Its worth thinking of how people solve this problem today. Shopping online, self service checkouts or personal shoppers for example. These would be a good comparison to begin looking at.
Future shopping will no double be Virtual Reality experience, with shoppers sitting at home, and squeezing fruit through a robotic arm in the store.
Good luck, Paddy
Hi @ralphc_nyc, I’m not a professional or a student, so take what I have to say with a grain of salt. I’m currently reading Smart Retail by Richard Hammond and I think what he has to say may be relevant to you. For example, he talks about UK fashion retailer, Oasis. Oasis staff walk around with transactional tablets that allow access to stock levels and product information. If something is in stock at another store etc., the order can be taken right away without going to a register.
Don’t let the fact that you’re dealing with a physical space throw you-- approach the project in the same way that you would an online issue. This is where it’s helpful to have a set process you use in your UX work. For me, my process always follows the basic course of:
1.) Define the problem. What issues are you trying to solve? You cannot solve a problem you haven’t identified or don’t understand. You also can’t solve all problems at once. Define a clearly stated problem or set of problems to address. Are you trying to decrease the amount of time a customer spends in a checkout line? Are you trying to make merchandise easier to find? Are you attempting to streamline the order online, pickup in-store process?
2.) Gather input and data. Once you’ve defined a problem, you can work to uncover the root cause of the problem. Speak with business stakeholders about what success might mean, what the root causes might be, and do some research to uncover relevant metrics. Limit your scope, and define what success would mean to you. After speaking with your stakeholders and observing lines in-store, something along the lines of “I’d like to decrease the amount of time customers spent waiting in line for a checkout by 10%” would work well to define the problem and the expected outcome. It clearly defines a problem to address and what success means.
3.) Iterate, present, and re-iterate. This is where you begin coming up with solutions to your issues. Things like sketches, wireframes, and whiteboarding are traditionally done here, and could still be useful in this situation. Make sure to work with both internal and external stakeholders at this stage. The earlier you get your design into the hands of your business partners and customers, the earlier you’re going to get valuable feedback on the viability and reliability of your design and identify potential flaws that may require either tweaks or a re-design.
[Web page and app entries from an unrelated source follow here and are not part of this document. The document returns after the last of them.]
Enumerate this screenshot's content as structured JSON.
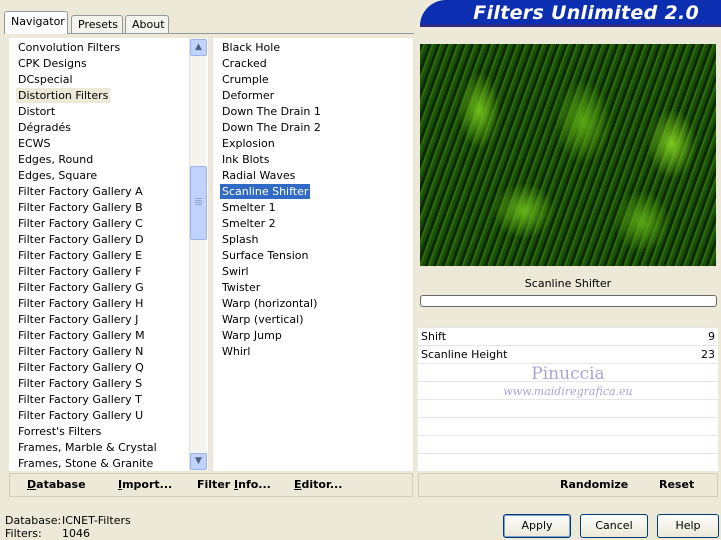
{
  "tabs": [
    {
      "label": "Navigator",
      "active": true
    },
    {
      "label": "Presets",
      "active": false
    },
    {
      "label": "About",
      "active": false
    }
  ],
  "app_title": "Filters Unlimited 2.0",
  "categories": [
    "Convolution Filters",
    "CPK Designs",
    "DCspecial",
    "Distortion Filters",
    "Distort",
    "Dégradés",
    "ECWS",
    "Edges, Round",
    "Edges, Square",
    "Filter Factory Gallery A",
    "Filter Factory Gallery B",
    "Filter Factory Gallery C",
    "Filter Factory Gallery D",
    "Filter Factory Gallery E",
    "Filter Factory Gallery F",
    "Filter Factory Gallery G",
    "Filter Factory Gallery H",
    "Filter Factory Gallery J",
    "Filter Factory Gallery M",
    "Filter Factory Gallery N",
    "Filter Factory Gallery Q",
    "Filter Factory Gallery S",
    "Filter Factory Gallery T",
    "Filter Factory Gallery U",
    "Forrest's Filters",
    "Frames, Marble & Crystal",
    "Frames, Stone & Granite"
  ],
  "selected_category": "Distortion Filters",
  "filters": [
    "Black Hole",
    "Cracked",
    "Crumple",
    "Deformer",
    "Down The Drain 1",
    "Down The Drain 2",
    "Explosion",
    "Ink Blots",
    "Radial Waves",
    "Scanline Shifter",
    "Smelter 1",
    "Smelter 2",
    "Splash",
    "Surface Tension",
    "Swirl",
    "Twister",
    "Warp (horizontal)",
    "Warp (vertical)",
    "Warp Jump",
    "Whirl"
  ],
  "selected_filter": "Scanline Shifter",
  "scrollbar_icons": {
    "up": "▲",
    "down": "▼"
  },
  "filter_name": "Scanline Shifter",
  "parameters": [
    {
      "label": "Shift",
      "value": "9"
    },
    {
      "label": "Scanline Height",
      "value": "23"
    }
  ],
  "watermark": {
    "name": "Pinuccia",
    "url": "www.maidiregrafica.eu"
  },
  "toolbar": {
    "database_first": "D",
    "database_rest": "atabase",
    "import_first": "I",
    "import_rest": "mport...",
    "filterinfo_first": "Filter ",
    "filterinfo_u": "I",
    "filterinfo_rest": "nfo...",
    "editor_first": "E",
    "editor_rest": "ditor...",
    "randomize": "Randomize",
    "reset": "Reset"
  },
  "status": {
    "database_label": "Database:",
    "database_value": "ICNET-Filters",
    "filters_label": "Filters:",
    "filters_value": "1046"
  },
  "buttons": {
    "apply": "Apply",
    "cancel": "Cancel",
    "help": "Help"
  },
  "colors": {
    "selection": "#316ac5",
    "banner": "#0b2fb0"
  }
}
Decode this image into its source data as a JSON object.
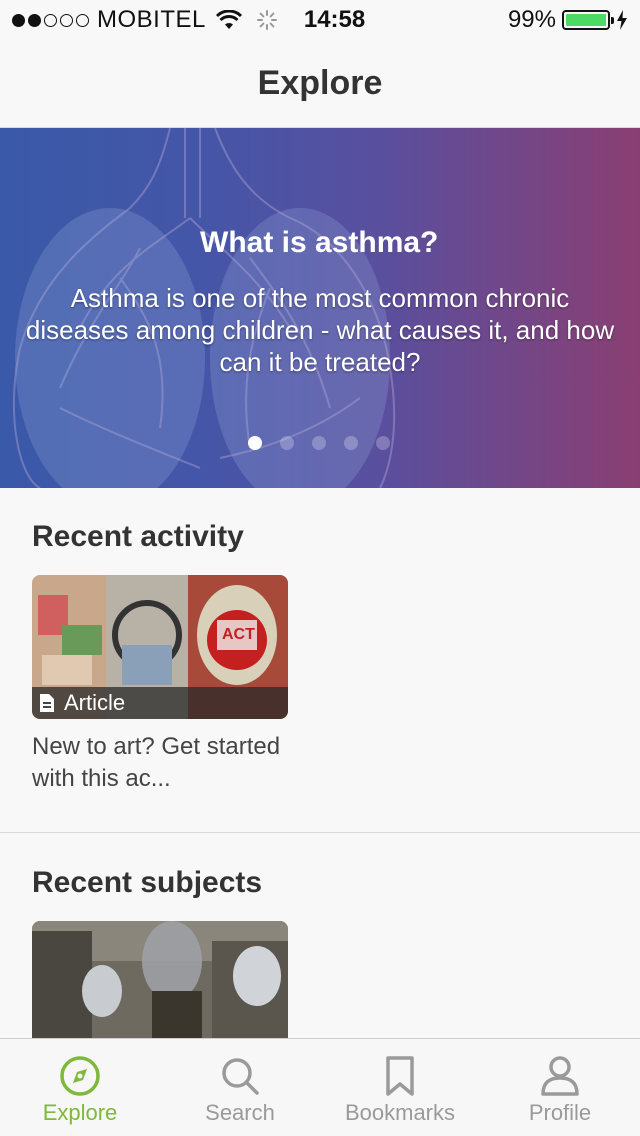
{
  "status_bar": {
    "carrier": "MOBITEL",
    "time": "14:58",
    "battery": "99%",
    "battery_level": 0.99
  },
  "nav": {
    "title": "Explore"
  },
  "hero": {
    "title": "What is asthma?",
    "description": "Asthma is one of the most common chronic diseases among children - what causes it, and how can it be treated?",
    "pages": 5,
    "active_page": 1
  },
  "recent_activity": {
    "title": "Recent activity",
    "card": {
      "badge": "Article",
      "caption": "New to art? Get started with this ac..."
    }
  },
  "recent_subjects": {
    "title": "Recent subjects"
  },
  "tabs": [
    {
      "label": "Explore",
      "icon": "compass-icon",
      "active": true
    },
    {
      "label": "Search",
      "icon": "search-icon",
      "active": false
    },
    {
      "label": "Bookmarks",
      "icon": "bookmark-icon",
      "active": false
    },
    {
      "label": "Profile",
      "icon": "person-icon",
      "active": false
    }
  ],
  "colors": {
    "accent": "#7fb83a",
    "inactive": "#9a9a9a"
  }
}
Once you’ve been able to get buy in about a particular design, you can then move forward and hand the design off to the development team.
4.) Pass to development/QA. In the tech world, this step often means presenting your design to a team of developers and project managers, who then go about the process of implementing it in the codebase. In a physical world, this means handing your design off to the logistics and construction team that is responsible for actually installing and implementing your design. If you’ve done the groundwork well ahead of time, this stage should go smoothly and your role should be to simply support the implementation team during their process.
5.) Deployment. Your design is installed, and it’s go-live time. Being around to watch the deployment process and ensure that your design has been implemented correctly is important to its success.
6.) Test, define new problems, return to square 1. Immediately post-deployment is a crucial stage for gathering metrics to measure success. Both subjective and objective data should be collected. You should always seek first to answer the question you began addressing, in this case “How long are customers actually spending in line?” You’ll also want to check on other metrics. Does the process feel faster to the customer? Has there been a change in overall satisfaction rating? How about a rise or fall in repeat customers? Overall time spent at the checkout? How will you collect these data points?
Once you’ve completed this step, you’ll likely have enough data to define new problems and return to step 1 with a new issue to tackle.